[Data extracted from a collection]
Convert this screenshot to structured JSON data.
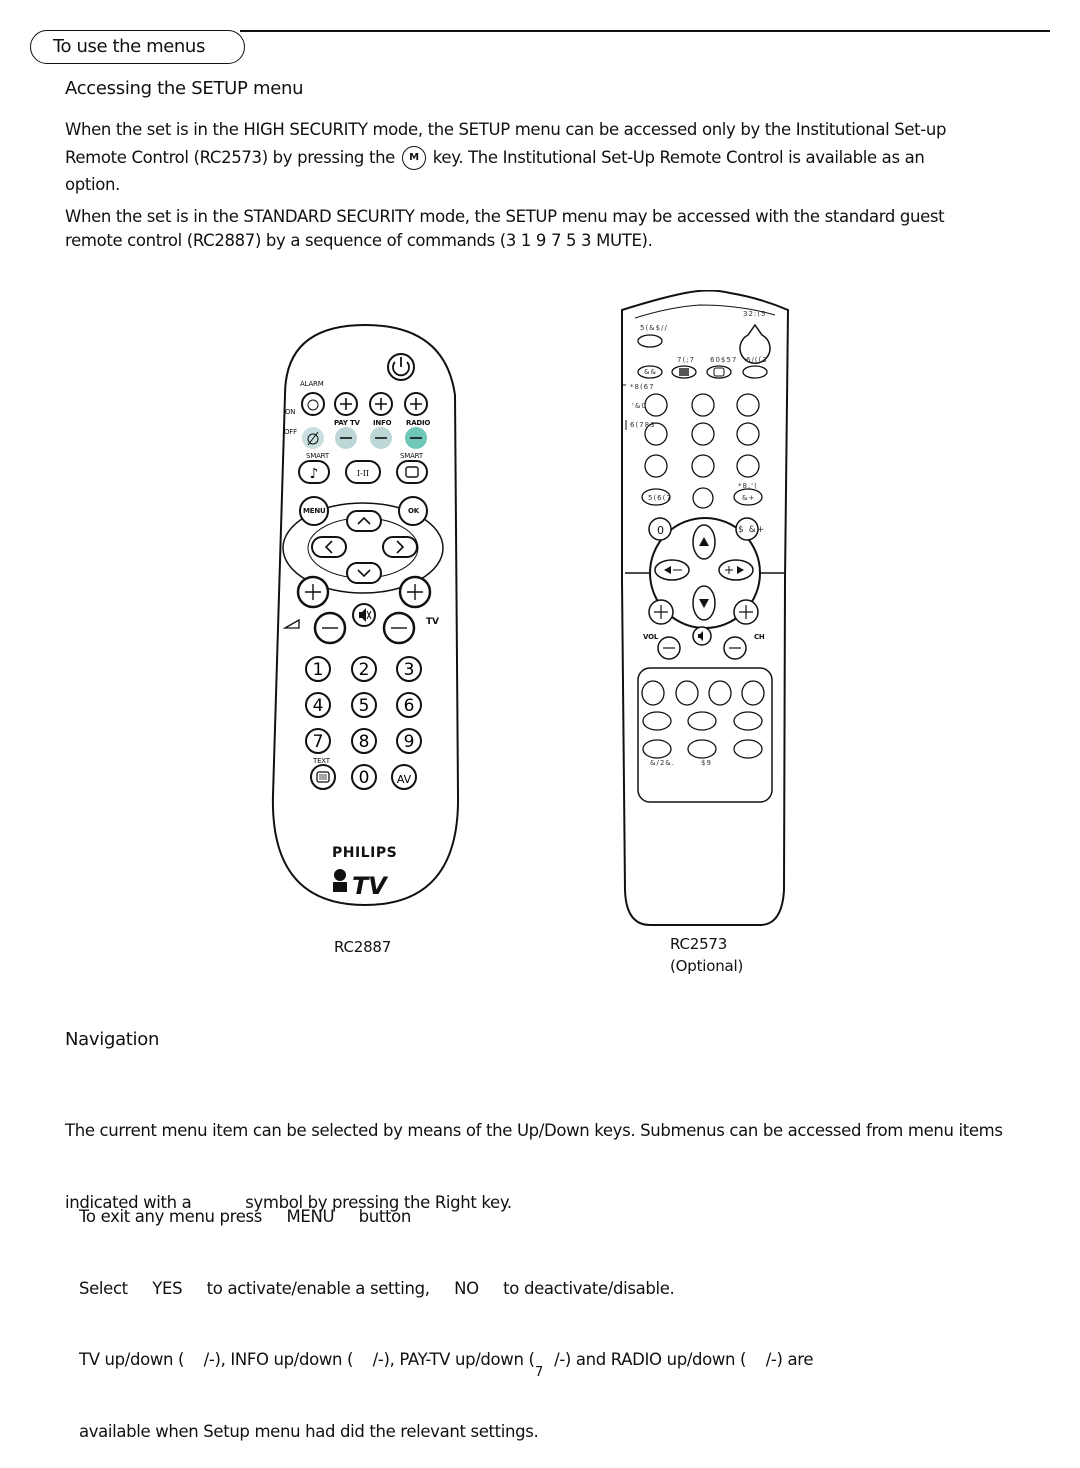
{
  "section_title": "To use the menus",
  "accessing": {
    "heading": "Accessing the SETUP menu",
    "para1_a": "When the set is in the HIGH SECURITY mode, the SETUP menu can be accessed only by the Institutional Set-up",
    "para1_b": "Remote Control (RC2573) by pressing the",
    "para1_key": "M",
    "para1_c": "key. The Institutional Set-Up Remote Control is available as an",
    "para1_d": "option.",
    "para2_a": "When the set is in the STANDARD SECURITY mode, the SETUP menu may be accessed with the standard guest",
    "para2_b": "remote control (RC2887) by a sequence of commands (3 1 9 7 5 3 MUTE)."
  },
  "remote_rc2887": {
    "caption": "RC2887",
    "labels": {
      "alarm": "ALARM",
      "on": "ON",
      "off": "OFF",
      "pay_tv": "PAY TV",
      "info": "INFO",
      "radio": "RADIO",
      "smart_left": "SMART",
      "smart_right": "SMART",
      "mono_stereo": "I-II",
      "menu": "MENU",
      "ok": "OK",
      "tv": "TV",
      "text": "TEXT",
      "av": "AV",
      "brand": "PHILIPS",
      "brand_tv": "TV"
    },
    "digits": [
      "1",
      "2",
      "3",
      "4",
      "5",
      "6",
      "7",
      "8",
      "9",
      "0"
    ],
    "highlight_color": "#6fc7b8"
  },
  "remote_rc2573": {
    "caption": "RC2573",
    "caption_sub": "(Optional)",
    "labels": {
      "power": "32:(5",
      "recall": "5(&$//",
      "text": "7(;7",
      "smart": "60$57",
      "sleep": "6/((3",
      "cc": "&&",
      "guide": "*8(67",
      "dc": "'&0",
      "select": "6(783",
      "reset": "5(6(7",
      "guide2": "*8,'(",
      "ch": "&+",
      "m": "0",
      "sach": "$  &+",
      "vol": "VOL",
      "ch_label": "CH",
      "clock": "&/2&.",
      "av": "$9"
    }
  },
  "navigation": {
    "heading": "Navigation",
    "para_a": "The current menu item can be selected by means of the Up/Down keys. Submenus can be accessed from menu items",
    "para_b": "indicated with a           symbol by pressing the Right key.",
    "line1": "To exit any menu press     MENU     button",
    "line2": "Select     YES     to activate/enable a setting,     NO     to deactivate/disable.",
    "line3": "TV up/down (    /-), INFO up/down (    /-), PAY-TV up/down (    /-) and RADIO up/down (    /-) are",
    "line4": "available when Setup menu had did the relevant settings."
  },
  "page_number": "7"
}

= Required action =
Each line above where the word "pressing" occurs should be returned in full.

= Reply =
    "para1_b": "Remote Control (RC2573) by pressing the",
    "para_b": "indicated with a           symbol by pressing the Right key.",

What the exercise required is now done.